[WHAT THE TASK REQUIRES]: All lines in the records below with the word "delle" must be returned.

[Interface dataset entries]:
::::::::

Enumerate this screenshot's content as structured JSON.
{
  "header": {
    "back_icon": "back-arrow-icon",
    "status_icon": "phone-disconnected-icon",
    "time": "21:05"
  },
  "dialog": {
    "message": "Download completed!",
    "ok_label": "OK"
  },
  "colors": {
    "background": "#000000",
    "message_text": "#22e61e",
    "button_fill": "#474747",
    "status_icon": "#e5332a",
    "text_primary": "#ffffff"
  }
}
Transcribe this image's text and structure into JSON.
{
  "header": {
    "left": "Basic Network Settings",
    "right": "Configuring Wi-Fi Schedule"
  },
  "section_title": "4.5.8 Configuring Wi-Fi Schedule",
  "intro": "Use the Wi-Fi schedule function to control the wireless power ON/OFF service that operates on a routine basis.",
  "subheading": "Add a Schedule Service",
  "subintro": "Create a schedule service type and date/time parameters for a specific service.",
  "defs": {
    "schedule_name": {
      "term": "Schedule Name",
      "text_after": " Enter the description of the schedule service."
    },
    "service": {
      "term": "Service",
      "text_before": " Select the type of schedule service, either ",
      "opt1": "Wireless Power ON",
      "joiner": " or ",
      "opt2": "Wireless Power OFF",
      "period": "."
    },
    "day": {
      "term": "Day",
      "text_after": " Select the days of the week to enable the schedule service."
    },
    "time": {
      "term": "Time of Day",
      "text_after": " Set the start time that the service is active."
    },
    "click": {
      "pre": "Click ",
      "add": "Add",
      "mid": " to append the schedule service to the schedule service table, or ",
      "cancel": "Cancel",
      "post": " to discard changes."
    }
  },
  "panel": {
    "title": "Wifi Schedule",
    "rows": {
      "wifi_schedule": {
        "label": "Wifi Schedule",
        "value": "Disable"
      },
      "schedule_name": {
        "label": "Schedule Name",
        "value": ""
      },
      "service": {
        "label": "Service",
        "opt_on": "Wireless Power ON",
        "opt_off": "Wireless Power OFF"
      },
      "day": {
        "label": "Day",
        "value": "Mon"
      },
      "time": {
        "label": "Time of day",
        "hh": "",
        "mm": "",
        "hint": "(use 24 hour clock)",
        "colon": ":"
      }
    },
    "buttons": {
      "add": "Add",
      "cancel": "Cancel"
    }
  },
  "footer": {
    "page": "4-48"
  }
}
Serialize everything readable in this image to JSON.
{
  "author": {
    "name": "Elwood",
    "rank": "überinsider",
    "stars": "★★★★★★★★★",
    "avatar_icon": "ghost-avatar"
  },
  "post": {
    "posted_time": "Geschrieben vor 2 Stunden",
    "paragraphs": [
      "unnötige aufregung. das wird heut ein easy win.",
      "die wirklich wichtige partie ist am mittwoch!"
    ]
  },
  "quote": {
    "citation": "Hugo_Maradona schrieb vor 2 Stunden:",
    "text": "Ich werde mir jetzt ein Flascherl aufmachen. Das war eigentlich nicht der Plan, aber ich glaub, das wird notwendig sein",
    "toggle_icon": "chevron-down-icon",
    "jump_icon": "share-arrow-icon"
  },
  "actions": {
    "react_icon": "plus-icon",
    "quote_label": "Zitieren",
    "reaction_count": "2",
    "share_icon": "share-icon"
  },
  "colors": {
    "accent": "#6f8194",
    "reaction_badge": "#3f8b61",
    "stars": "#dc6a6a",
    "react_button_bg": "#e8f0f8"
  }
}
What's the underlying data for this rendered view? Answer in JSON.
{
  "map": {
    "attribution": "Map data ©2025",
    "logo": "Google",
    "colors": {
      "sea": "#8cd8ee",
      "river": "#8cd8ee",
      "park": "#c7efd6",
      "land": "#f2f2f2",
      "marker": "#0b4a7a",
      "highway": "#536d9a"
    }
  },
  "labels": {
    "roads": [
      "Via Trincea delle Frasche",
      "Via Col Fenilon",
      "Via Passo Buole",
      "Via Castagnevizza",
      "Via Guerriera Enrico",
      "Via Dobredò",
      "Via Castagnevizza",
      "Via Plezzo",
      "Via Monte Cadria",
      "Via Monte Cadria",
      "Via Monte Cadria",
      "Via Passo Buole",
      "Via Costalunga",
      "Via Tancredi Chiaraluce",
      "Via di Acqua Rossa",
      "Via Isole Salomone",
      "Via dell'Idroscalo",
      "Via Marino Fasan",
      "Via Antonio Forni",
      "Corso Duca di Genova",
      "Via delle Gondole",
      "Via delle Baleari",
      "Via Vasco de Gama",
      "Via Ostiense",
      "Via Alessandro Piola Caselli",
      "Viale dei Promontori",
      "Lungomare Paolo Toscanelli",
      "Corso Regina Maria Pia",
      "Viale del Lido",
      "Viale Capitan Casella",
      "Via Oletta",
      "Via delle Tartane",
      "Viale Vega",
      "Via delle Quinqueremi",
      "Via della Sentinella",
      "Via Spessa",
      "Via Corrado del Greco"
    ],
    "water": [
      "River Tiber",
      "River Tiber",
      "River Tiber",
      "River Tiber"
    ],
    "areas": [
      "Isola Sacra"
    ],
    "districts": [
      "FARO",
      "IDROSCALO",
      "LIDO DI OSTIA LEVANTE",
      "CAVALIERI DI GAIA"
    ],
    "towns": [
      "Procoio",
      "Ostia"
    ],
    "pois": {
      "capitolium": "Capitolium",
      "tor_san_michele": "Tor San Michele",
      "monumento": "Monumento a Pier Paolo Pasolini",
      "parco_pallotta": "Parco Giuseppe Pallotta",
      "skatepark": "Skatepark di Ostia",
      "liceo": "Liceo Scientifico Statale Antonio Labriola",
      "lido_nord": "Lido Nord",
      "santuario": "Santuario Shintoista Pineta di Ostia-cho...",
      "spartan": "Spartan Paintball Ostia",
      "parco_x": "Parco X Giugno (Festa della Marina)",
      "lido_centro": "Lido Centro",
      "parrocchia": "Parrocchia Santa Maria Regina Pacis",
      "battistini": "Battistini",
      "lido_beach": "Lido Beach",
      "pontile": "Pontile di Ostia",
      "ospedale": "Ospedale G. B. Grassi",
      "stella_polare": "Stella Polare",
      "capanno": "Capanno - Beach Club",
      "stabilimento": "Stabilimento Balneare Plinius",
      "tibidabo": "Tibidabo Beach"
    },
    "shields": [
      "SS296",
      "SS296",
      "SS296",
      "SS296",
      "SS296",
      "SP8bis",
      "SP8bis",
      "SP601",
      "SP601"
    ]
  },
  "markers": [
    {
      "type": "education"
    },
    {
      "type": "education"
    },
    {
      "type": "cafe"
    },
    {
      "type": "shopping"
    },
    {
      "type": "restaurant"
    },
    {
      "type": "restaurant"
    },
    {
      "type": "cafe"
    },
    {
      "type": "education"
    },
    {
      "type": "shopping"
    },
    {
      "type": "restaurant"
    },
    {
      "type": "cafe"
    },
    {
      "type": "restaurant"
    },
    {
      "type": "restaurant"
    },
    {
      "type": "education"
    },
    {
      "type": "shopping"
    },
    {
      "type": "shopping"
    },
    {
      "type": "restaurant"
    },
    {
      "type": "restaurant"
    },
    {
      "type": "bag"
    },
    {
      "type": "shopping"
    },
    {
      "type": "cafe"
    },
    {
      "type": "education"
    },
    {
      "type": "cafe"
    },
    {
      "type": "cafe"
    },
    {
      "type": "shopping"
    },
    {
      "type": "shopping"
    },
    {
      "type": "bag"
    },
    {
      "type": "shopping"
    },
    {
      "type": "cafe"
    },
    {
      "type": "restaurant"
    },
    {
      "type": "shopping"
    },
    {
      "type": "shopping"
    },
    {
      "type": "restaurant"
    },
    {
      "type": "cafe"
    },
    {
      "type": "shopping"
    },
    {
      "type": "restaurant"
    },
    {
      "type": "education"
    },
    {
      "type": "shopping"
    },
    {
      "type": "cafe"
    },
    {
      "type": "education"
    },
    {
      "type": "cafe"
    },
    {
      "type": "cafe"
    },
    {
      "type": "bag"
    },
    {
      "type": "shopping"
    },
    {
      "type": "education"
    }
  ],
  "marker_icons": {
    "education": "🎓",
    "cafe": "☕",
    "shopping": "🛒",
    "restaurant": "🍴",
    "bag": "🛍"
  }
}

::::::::

[RESULT]:
      "Via Trincea delle Frasche",
      "Via delle Gondole",
      "Via delle Baleari",
      "Via delle Tartane",
      "Via delle Quinqueremi",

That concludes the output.